Mrs Eunice Mazhude a teacher at Visitation Makumbi High School explored the effects of climate change as she observed it in her 60 years of living in the Domboshava rural region in Zimbabwe.
“Large heads of cattle were the kind of wealth that we had as black people in Zimbabwe,” says Mrs Mazhude. Her family had a herd of 50 cattle when she grow up and she expresses that many of them died due to climate change.
“Here in the rural areas we relied on a central dipping area to immunise our cattle and this ended when the spot where people used to take their cattle to be dipped was unusable because the adjacent river had dried up.” This resulted in a lot of cattle perishing to point that some people ended up losing all their cattle.
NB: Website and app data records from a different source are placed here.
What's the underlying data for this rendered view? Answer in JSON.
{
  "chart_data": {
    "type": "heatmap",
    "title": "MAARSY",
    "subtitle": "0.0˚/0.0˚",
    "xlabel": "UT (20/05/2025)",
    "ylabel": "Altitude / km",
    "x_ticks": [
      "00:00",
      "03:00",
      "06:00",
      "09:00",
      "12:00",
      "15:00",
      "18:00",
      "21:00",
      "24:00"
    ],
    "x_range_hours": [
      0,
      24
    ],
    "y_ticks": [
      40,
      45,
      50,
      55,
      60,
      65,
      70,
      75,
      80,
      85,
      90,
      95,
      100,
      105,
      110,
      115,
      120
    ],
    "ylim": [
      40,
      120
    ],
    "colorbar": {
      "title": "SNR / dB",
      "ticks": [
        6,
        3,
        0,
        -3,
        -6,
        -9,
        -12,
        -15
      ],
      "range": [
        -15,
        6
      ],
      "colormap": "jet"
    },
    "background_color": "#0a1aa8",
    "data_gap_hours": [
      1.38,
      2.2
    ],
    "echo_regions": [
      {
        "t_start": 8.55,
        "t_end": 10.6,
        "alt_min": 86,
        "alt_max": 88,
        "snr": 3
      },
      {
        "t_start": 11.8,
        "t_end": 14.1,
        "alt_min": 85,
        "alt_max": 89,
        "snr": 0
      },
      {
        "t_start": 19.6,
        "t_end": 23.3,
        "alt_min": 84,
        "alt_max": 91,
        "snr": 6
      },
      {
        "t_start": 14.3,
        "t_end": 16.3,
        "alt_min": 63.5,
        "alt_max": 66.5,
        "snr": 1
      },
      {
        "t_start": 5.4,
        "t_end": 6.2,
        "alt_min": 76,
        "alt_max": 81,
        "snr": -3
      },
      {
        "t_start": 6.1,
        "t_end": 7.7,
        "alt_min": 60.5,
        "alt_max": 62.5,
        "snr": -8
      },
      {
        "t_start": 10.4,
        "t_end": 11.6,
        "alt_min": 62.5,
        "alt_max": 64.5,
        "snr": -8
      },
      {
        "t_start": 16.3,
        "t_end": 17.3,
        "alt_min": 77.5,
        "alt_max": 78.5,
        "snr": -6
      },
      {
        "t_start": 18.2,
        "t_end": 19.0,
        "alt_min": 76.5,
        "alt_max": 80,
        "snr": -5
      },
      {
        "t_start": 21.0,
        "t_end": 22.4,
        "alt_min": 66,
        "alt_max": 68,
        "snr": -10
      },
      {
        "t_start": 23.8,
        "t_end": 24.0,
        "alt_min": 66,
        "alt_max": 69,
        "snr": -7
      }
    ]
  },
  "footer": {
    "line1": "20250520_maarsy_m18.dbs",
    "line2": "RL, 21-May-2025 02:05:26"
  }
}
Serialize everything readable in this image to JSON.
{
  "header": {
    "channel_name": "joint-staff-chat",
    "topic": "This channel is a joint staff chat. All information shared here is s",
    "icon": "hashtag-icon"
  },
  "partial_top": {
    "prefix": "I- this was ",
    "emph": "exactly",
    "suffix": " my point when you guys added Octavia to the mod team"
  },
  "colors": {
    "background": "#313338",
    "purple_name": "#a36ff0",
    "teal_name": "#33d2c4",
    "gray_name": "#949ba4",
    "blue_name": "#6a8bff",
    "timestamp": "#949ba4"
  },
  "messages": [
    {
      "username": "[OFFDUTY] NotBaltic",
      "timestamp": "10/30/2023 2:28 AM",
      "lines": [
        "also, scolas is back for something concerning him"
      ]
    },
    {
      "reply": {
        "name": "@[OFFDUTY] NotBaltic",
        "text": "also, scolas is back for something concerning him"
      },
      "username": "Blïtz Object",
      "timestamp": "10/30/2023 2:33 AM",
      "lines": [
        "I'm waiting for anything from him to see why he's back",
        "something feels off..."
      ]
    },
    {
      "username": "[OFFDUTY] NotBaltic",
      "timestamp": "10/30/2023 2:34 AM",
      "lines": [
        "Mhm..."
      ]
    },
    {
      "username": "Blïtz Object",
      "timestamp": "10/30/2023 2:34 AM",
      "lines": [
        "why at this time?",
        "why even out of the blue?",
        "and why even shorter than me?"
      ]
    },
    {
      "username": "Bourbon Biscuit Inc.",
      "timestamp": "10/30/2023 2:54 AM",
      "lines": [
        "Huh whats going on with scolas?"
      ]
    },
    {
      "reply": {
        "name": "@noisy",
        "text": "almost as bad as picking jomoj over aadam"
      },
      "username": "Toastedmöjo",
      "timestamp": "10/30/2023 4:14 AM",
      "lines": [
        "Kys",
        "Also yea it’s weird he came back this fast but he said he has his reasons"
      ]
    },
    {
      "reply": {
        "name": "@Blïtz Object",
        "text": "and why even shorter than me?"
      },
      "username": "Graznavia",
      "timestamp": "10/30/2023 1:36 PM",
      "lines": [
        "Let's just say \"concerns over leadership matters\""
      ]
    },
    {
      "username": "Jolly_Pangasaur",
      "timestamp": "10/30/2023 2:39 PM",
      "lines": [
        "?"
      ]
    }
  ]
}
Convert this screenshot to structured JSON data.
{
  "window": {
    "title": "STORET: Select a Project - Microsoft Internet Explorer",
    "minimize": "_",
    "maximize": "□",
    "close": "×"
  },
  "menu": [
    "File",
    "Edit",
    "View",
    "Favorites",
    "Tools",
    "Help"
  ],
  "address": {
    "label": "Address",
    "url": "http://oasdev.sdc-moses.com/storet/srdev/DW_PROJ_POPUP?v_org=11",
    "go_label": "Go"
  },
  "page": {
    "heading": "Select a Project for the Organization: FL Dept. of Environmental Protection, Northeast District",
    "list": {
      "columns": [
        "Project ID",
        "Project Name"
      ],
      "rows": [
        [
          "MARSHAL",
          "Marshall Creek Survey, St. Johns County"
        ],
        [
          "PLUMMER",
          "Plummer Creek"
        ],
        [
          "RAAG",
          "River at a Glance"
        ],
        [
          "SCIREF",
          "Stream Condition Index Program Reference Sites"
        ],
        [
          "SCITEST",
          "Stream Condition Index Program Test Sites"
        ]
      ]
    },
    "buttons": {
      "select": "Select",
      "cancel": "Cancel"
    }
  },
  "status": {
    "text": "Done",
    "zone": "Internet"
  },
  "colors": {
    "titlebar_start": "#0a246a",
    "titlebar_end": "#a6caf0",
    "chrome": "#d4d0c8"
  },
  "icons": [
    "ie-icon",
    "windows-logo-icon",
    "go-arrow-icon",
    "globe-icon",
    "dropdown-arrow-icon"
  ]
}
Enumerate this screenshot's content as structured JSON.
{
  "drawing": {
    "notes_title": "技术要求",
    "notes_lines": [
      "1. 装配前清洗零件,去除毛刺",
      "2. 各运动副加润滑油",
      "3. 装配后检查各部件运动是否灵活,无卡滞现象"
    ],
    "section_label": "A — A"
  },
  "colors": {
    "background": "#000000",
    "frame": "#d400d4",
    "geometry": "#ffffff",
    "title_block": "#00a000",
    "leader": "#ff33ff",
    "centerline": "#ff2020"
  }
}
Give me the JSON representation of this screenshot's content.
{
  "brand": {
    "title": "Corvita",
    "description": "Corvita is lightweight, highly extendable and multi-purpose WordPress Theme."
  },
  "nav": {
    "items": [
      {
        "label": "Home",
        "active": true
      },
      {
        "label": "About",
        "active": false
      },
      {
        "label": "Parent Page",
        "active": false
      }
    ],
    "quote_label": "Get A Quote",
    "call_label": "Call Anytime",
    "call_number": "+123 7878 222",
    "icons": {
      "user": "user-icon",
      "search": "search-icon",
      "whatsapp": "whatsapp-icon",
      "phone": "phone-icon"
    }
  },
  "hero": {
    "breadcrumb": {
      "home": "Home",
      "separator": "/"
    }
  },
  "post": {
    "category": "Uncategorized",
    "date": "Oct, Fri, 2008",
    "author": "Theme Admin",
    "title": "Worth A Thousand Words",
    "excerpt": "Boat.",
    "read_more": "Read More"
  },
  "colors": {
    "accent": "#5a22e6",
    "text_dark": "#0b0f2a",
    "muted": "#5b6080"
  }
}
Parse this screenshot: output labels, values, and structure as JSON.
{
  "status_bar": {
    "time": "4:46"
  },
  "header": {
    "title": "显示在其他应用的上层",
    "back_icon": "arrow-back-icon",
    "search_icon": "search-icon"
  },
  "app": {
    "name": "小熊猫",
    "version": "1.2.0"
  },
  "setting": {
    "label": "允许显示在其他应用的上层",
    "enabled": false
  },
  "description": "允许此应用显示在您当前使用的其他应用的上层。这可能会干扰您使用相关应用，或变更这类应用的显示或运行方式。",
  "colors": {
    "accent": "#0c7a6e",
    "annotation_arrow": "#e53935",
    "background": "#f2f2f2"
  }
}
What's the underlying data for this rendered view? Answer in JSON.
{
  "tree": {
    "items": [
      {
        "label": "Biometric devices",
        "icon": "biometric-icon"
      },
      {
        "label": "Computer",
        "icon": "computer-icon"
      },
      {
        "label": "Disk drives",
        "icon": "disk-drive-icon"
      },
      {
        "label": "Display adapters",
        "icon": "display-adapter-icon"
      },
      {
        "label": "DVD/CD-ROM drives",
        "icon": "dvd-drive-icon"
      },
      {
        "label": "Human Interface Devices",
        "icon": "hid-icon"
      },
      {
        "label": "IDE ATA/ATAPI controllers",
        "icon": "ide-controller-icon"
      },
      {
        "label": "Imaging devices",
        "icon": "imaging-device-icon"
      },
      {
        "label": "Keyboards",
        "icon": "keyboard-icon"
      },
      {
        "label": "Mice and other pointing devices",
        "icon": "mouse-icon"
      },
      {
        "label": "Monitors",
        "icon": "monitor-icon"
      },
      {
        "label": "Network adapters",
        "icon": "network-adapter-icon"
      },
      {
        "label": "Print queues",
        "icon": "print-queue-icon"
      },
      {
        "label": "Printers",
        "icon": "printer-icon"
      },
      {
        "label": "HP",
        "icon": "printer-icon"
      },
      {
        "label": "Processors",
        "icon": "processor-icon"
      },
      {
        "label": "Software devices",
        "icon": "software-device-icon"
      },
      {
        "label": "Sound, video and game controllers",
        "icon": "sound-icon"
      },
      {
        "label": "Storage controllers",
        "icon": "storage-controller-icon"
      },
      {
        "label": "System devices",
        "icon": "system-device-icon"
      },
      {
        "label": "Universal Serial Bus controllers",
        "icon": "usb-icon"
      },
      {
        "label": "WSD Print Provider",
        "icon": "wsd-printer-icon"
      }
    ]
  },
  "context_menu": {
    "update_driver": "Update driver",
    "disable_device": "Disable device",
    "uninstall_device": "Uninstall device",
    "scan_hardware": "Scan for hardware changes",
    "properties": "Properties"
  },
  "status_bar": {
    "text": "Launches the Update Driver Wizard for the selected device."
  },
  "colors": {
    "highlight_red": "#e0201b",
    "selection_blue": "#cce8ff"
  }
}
This is because most rural families could not afford to buy medication for cattle at the expense of people.
Mrs Mazhude shared that cattle had many uses in a family. They were used for food like meat and dairy products. She says, “We drank fresh milk every day and could afford to make sour milk, nowadays people drink artificial powder milk which is a reason why people in the olden days were fit because they ate the food they produced themselves without additives.”
The cattle were also used for tilling and manure for the land. She says, “Zero tillage is not possible on large tracts of farming land, as a result, people who still have cattle charge high prices to those who want to borrow them for tilling.”
Mrs Mazhude had some observations she also made regarding the effects of climate change on farming. “We used to know that each season was accompanied by a particular type of rain May Mavhurachando (starting of winter), August Gukurahundi, October Bumarutsva.”
She explained that some of this rainfall has disappeared and only the rainy season that used to start in October to March remains even though sometimes it comes as late as December. The result is that plants are more difficult to grow. “Domboshava was a farming area known for market gardening and horticulture throughout the year this has changed as some people stop production as early as June,” says the 60-year-old.
She says the prevalence of drought in the area has left only those with access to perennial rivers and wetlands engaging in year-round farming as most gardens would be dry. Mrs Mazhude also says “Drinking water for people and animals was not a problem.” The villagers surrounding Visitation Makumbi High School sometimes come to the school seeking water.
These changes have created poverty within the region. Mrs Mazhude says, “People have started selling farming land as residential land to make money which used to be made by farming.” She adds that this area is attractive as it’s 46 kilometres from Harare and people can commute. However, she believes that this method is not sustainable and is the last resort to flee from poverty.
She also notes that climate change has resulted in other social and ecological problems. “Currently young people are engaging in illegal gold panning and moulding bricks; with some even choosing to leave school to engage in these activities.” She says these illegal jobs are a problem as the large pits are often left open after the panning and she is aware of at least one child who drowned in those pits.
“Animals used to stay in mountains and we could conduct our farming safely, however monkeys and baboons now live among us,” she says. The animals are coming in search of food, as their food source has died, this has been exacerbated by people building closer to the mountains. “People have started living in wetlands and sometimes their traditional huts (built without cement) have had their huts destroyed by floods.” The reason people have moved to these wetlands is because of the availability of fertile land.
The mother of four and grandmother of four expressed her concern for the younger generation. She says, “The youth are going to school but are not learning about traditional agriculture or looking after livestock because it is no longer practised.” She says that there is a need to come up with something sustainable for the youth to do. She added that there is a need to provide young people with life skills as education does not translate to jobs as it did during the time she grew up.